» What you need to do
Once the pictures are set aside, copy the data below exactly as it stands.
[[ Dataset content open ]]
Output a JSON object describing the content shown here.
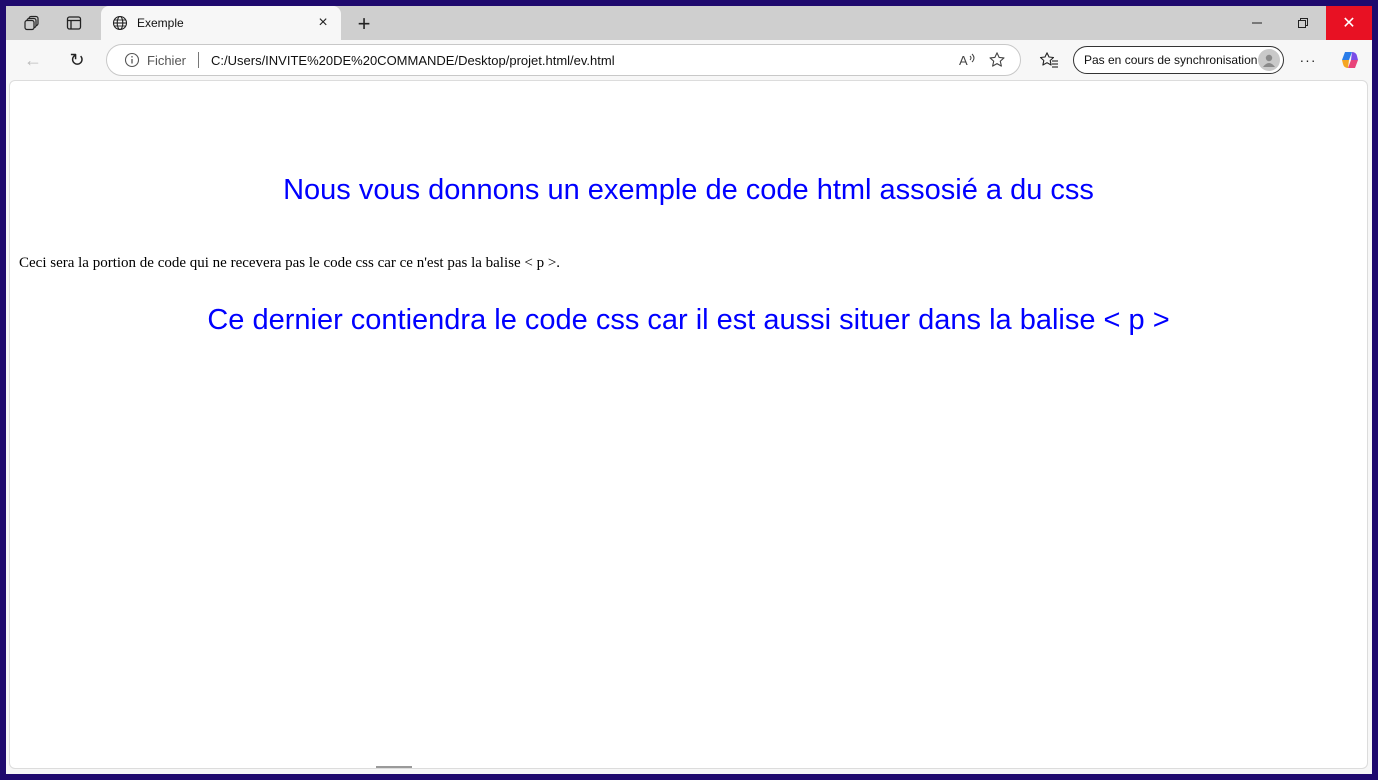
{
  "tabbar": {
    "tab_title": "Exemple",
    "tab_icon": "globe-icon",
    "new_tab_symbol": "+",
    "close_tab_symbol": "×"
  },
  "window_controls": {
    "minimize": "—",
    "restore": "❐",
    "close": "✕",
    "close_color": "#e81123"
  },
  "toolbar": {
    "back_symbol": "←",
    "reload_symbol": "↻",
    "address_label": "Fichier",
    "address_url": "C:/Users/INVITE%20DE%20COMMANDE/Desktop/projet.html/ev.html",
    "read_aloud_symbol": "A",
    "favorite_symbol": "☆",
    "favorites_symbol": "☆",
    "sync_label": "Pas en cours de synchronisation",
    "more_symbol": "···"
  },
  "page": {
    "heading_1": "Nous vous donnons un exemple de code html assosié a du css",
    "paragraph": "Ceci sera la portion de code qui ne recevera pas le code css car ce n'est pas la balise < p >.",
    "heading_2": "Ce dernier contiendra le code css car il est aussi situer dans la balise < p >",
    "accent_color": "#0000ff"
  }
}
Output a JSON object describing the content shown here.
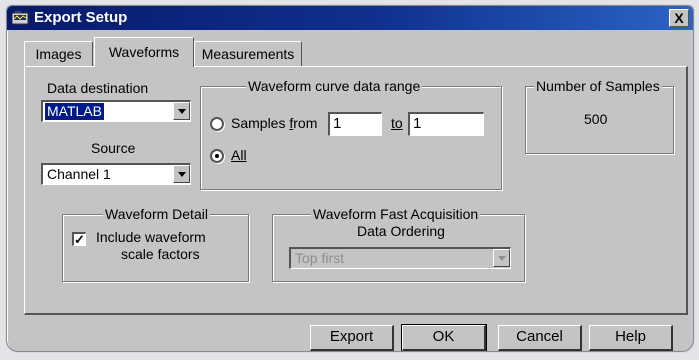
{
  "window": {
    "title": "Export Setup",
    "close_label": "X"
  },
  "tabs": [
    {
      "label": "Images",
      "active": false
    },
    {
      "label": "Waveforms",
      "active": true
    },
    {
      "label": "Measurements",
      "active": false
    }
  ],
  "data_destination": {
    "label": "Data destination",
    "value": "MATLAB"
  },
  "source": {
    "label": "Source",
    "value": "Channel 1"
  },
  "curve_range": {
    "legend": "Waveform curve data range",
    "samples_from_label_pre": "Samples ",
    "samples_from_label_ul": "f",
    "samples_from_label_post": "rom",
    "from_value": "1",
    "to_label": "to",
    "to_value": "1",
    "all_label": "All",
    "selected": "all"
  },
  "num_samples": {
    "legend": "Number of Samples",
    "value": "500"
  },
  "waveform_detail": {
    "legend": "Waveform Detail",
    "checkbox_line1": "Include waveform",
    "checkbox_line2": "scale factors",
    "checked": true
  },
  "fast_acq": {
    "legend": "Waveform Fast Acquisition",
    "sub_label": "Data Ordering",
    "value": "Top first",
    "disabled": true
  },
  "buttons": {
    "export": "Export",
    "ok": "OK",
    "cancel": "Cancel",
    "help": "Help"
  },
  "colors": {
    "titlebar_start": "#071a6b",
    "titlebar_end": "#2b64c6",
    "face": "#c4c4c4",
    "selection": "#001a8a"
  }
}
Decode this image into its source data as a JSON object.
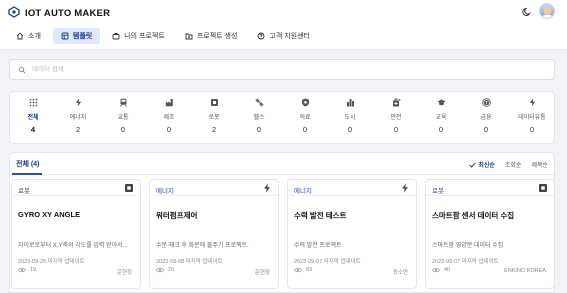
{
  "app": {
    "title": "IOT AUTO MAKER"
  },
  "nav": {
    "items": [
      {
        "label": "소개",
        "icon": "home-icon",
        "active": false
      },
      {
        "label": "템플릿",
        "icon": "template-icon",
        "active": true
      },
      {
        "label": "나의 프로젝트",
        "icon": "briefcase-icon",
        "active": false
      },
      {
        "label": "프로젝트 생성",
        "icon": "folder-plus-icon",
        "active": false
      },
      {
        "label": "고객 지원센터",
        "icon": "help-circle-icon",
        "active": false
      }
    ]
  },
  "search": {
    "placeholder": "데이터 검색",
    "value": ""
  },
  "categories": [
    {
      "label": "전체",
      "count": "4",
      "icon": "grid-icon",
      "active": true
    },
    {
      "label": "에너지",
      "count": "2",
      "icon": "bolt-icon"
    },
    {
      "label": "교통",
      "count": "0",
      "icon": "train-icon"
    },
    {
      "label": "제조",
      "count": "0",
      "icon": "factory-icon"
    },
    {
      "label": "로봇",
      "count": "2",
      "icon": "chip-icon"
    },
    {
      "label": "헬스",
      "count": "0",
      "icon": "dumbbell-icon"
    },
    {
      "label": "의료",
      "count": "0",
      "icon": "shield-icon"
    },
    {
      "label": "도시",
      "count": "0",
      "icon": "city-icon"
    },
    {
      "label": "안전",
      "count": "0",
      "icon": "safety-icon"
    },
    {
      "label": "교육",
      "count": "0",
      "icon": "graduation-icon"
    },
    {
      "label": "금융",
      "count": "0",
      "icon": "coin-icon"
    },
    {
      "label": "데이터유통",
      "count": "0",
      "icon": "bolt-icon"
    }
  ],
  "list": {
    "tab_label": "전체 (4)",
    "sort_options": [
      "최신순",
      "조회순",
      "제목순"
    ],
    "cards": [
      {
        "category": "로봇",
        "icon": "chip-icon",
        "title": "GYRO XY ANGLE",
        "desc": "자이로로부터 X,Y축의 각도를 입력 받아서...",
        "date": "2023-09-25 마지막 업데이트",
        "views": "19",
        "author": "운현정"
      },
      {
        "category": "에너지",
        "icon": "bolt-icon",
        "title": "워터펌프제어",
        "desc": "수분 체크 후 화분에 물주기 프로젝트.",
        "date": "2023-09-08 마지막 업데이트",
        "views": "20",
        "author": "운현정"
      },
      {
        "category": "에너지",
        "icon": "bolt-icon",
        "title": "수력 발전 테스트",
        "desc": "수력 발전 프로젝트",
        "date": "2023-09-07 마지막 업데이트",
        "views": "83",
        "author": "장소연"
      },
      {
        "category": "로봇",
        "icon": "chip-icon",
        "title": "스마트팜 센서 데이터 수집",
        "desc": "스마트팜 영양분 데이터 수집",
        "date": "2023-09-07 마지막 업데이트",
        "views": "40",
        "author": "ENKINO KOREA"
      }
    ]
  },
  "colors": {
    "accent": "#2c4aa0",
    "nav_active_bg": "#dfe7fb",
    "background": "#f3f4f7"
  }
}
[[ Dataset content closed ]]
» Response to the task
Output a JSON object describing the content shown here.
{
  "tabbar": {
    "tab_title": "Exemple",
    "tab_icon": "globe-icon",
    "new_tab_symbol": "+",
    "close_tab_symbol": "×"
  },
  "window_controls": {
    "minimize": "—",
    "restore": "❐",
    "close": "✕",
    "close_color": "#e81123"
  },
  "toolbar": {
    "back_symbol": "←",
    "reload_symbol": "↻",
    "address_label": "Fichier",
    "address_url": "C:/Users/INVITE%20DE%20COMMANDE/Desktop/projet.html/ev.html",
    "read_aloud_symbol": "A",
    "favorite_symbol": "☆",
    "favorites_symbol": "☆",
    "sync_label": "Pas en cours de synchronisation",
    "more_symbol": "···"
  },
  "page": {
    "heading_1": "Nous vous donnons un exemple de code html assosié a du css",
    "paragraph": "Ceci sera la portion de code qui ne recevera pas le code css car ce n'est pas la balise < p >.",
    "heading_2": "Ce dernier contiendra le code css car il est aussi situer dans la balise < p >",
    "accent_color": "#0000ff"
  }
}
Output a JSON object describing the content shown here.
{
  "window": {
    "title": "Export Setup",
    "close_label": "X"
  },
  "tabs": [
    {
      "label": "Images",
      "active": false
    },
    {
      "label": "Waveforms",
      "active": true
    },
    {
      "label": "Measurements",
      "active": false
    }
  ],
  "data_destination": {
    "label": "Data destination",
    "value": "MATLAB"
  },
  "source": {
    "label": "Source",
    "value": "Channel 1"
  },
  "curve_range": {
    "legend": "Waveform curve data range",
    "samples_from_label_pre": "Samples ",
    "samples_from_label_ul": "f",
    "samples_from_label_post": "rom",
    "from_value": "1",
    "to_label": "to",
    "to_value": "1",
    "all_label": "All",
    "selected": "all"
  },
  "num_samples": {
    "legend": "Number of Samples",
    "value": "500"
  },
  "waveform_detail": {
    "legend": "Waveform Detail",
    "checkbox_line1": "Include waveform",
    "checkbox_line2": "scale factors",
    "checked": true
  },
  "fast_acq": {
    "legend": "Waveform Fast Acquisition",
    "sub_label": "Data Ordering",
    "value": "Top first",
    "disabled": true
  },
  "buttons": {
    "export": "Export",
    "ok": "OK",
    "cancel": "Cancel",
    "help": "Help"
  },
  "colors": {
    "titlebar_start": "#071a6b",
    "titlebar_end": "#2b64c6",
    "face": "#c4c4c4",
    "selection": "#001a8a"
  }
}
Decode this image into its source data as a JSON object.
{
  "app": {
    "title": "IOT AUTO MAKER"
  },
  "nav": {
    "items": [
      {
        "label": "소개",
        "icon": "home-icon",
        "active": false
      },
      {
        "label": "템플릿",
        "icon": "template-icon",
        "active": true
      },
      {
        "label": "나의 프로젝트",
        "icon": "briefcase-icon",
        "active": false
      },
      {
        "label": "프로젝트 생성",
        "icon": "folder-plus-icon",
        "active": false
      },
      {
        "label": "고객 지원센터",
        "icon": "help-circle-icon",
        "active": false
      }
    ]
  },
  "search": {
    "placeholder": "데이터 검색",
    "value": ""
  },
  "categories": [
    {
      "label": "전체",
      "count": "4",
      "icon": "grid-icon",
      "active": true
    },
    {
      "label": "에너지",
      "count": "2",
      "icon": "bolt-icon"
    },
    {
      "label": "교통",
      "count": "0",
      "icon": "train-icon"
    },
    {
      "label": "제조",
      "count": "0",
      "icon": "factory-icon"
    },
    {
      "label": "로봇",
      "count": "2",
      "icon": "chip-icon"
    },
    {
      "label": "헬스",
      "count": "0",
      "icon": "dumbbell-icon"
    },
    {
      "label": "의료",
      "count": "0",
      "icon": "shield-icon"
    },
    {
      "label": "도시",
      "count": "0",
      "icon": "city-icon"
    },
    {
      "label": "안전",
      "count": "0",
      "icon": "safety-icon"
    },
    {
      "label": "교육",
      "count": "0",
      "icon": "graduation-icon"
    },
    {
      "label": "금융",
      "count": "0",
      "icon": "coin-icon"
    },
    {
      "label": "데이터유통",
      "count": "0",
      "icon": "bolt-icon"
    }
  ],
  "list": {
    "tab_label": "전체 (4)",
    "sort_options": [
      "최신순",
      "조회순",
      "제목순"
    ],
    "cards": [
      {
        "category": "로봇",
        "icon": "chip-icon",
        "title": "GYRO XY ANGLE",
        "desc": "자이로로부터 X,Y축의 각도를 입력 받아서...",
        "date": "2023-09-25 마지막 업데이트",
        "views": "19",
        "author": "운현정"
      },
      {
        "category": "에너지",
        "icon": "bolt-icon",
        "title": "워터펌프제어",
        "desc": "수분 체크 후 화분에 물주기 프로젝트.",
        "date": "2023-09-08 마지막 업데이트",
        "views": "20",
        "author": "운현정"
      },
      {
        "category": "에너지",
        "icon": "bolt-icon",
        "title": "수력 발전 테스트",
        "desc": "수력 발전 프로젝트",
        "date": "2023-09-07 마지막 업데이트",
        "views": "83",
        "author": "장소연"
      },
      {
        "category": "로봇",
        "icon": "chip-icon",
        "title": "스마트팜 센서 데이터 수집",
        "desc": "스마트팜 영양분 데이터 수집",
        "date": "2023-09-07 마지막 업데이트",
        "views": "40",
        "author": "ENKINO KOREA"
      }
    ]
  },
  "colors": {
    "accent": "#2c4aa0",
    "nav_active_bg": "#dfe7fb",
    "background": "#f3f4f7"
  }
}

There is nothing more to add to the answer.